[Dataset rows for apps and sites]

%%

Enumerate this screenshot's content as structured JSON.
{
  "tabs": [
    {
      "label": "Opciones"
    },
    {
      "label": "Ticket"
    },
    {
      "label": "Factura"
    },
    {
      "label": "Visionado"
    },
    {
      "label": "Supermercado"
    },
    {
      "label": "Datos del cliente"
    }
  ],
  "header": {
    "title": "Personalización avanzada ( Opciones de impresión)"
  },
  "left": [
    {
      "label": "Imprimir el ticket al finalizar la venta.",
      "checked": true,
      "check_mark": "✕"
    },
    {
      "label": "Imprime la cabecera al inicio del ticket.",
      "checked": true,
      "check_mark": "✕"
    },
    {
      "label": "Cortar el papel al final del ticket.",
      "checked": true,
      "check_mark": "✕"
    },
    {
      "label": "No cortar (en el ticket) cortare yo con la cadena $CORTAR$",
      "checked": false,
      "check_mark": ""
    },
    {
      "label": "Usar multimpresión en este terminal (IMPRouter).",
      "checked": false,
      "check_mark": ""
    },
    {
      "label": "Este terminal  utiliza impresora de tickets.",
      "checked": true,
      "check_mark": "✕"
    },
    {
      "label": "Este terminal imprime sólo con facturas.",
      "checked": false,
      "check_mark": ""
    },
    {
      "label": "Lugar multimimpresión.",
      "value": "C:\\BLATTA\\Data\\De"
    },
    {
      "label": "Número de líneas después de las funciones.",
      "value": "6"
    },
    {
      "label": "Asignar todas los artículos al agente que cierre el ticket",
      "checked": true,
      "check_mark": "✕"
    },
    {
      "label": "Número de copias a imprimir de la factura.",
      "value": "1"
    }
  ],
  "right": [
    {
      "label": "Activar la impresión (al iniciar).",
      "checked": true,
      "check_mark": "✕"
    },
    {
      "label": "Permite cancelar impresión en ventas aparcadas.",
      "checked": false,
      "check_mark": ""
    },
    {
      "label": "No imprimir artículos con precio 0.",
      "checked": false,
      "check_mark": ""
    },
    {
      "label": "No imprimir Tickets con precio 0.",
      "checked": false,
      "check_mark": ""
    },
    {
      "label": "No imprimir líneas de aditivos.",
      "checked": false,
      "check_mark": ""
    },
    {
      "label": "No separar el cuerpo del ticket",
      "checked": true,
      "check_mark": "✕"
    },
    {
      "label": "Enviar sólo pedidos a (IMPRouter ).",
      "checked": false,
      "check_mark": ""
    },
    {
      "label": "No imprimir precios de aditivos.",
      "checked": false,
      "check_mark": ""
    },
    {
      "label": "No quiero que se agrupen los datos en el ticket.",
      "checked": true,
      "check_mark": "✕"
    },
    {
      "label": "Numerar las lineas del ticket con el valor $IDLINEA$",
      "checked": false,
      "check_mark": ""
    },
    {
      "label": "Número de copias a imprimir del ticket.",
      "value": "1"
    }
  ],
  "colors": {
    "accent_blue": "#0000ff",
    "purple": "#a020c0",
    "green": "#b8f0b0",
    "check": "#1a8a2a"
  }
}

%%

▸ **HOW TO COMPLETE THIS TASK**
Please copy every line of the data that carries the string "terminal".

▸ **ANSWER FOR THIS EXERCISE**
      "label": "Usar multimpresión en este terminal (IMPRouter).",
      "label": "Este terminal  utiliza impresora de tickets.",
      "label": "Este terminal imprime sólo con facturas.",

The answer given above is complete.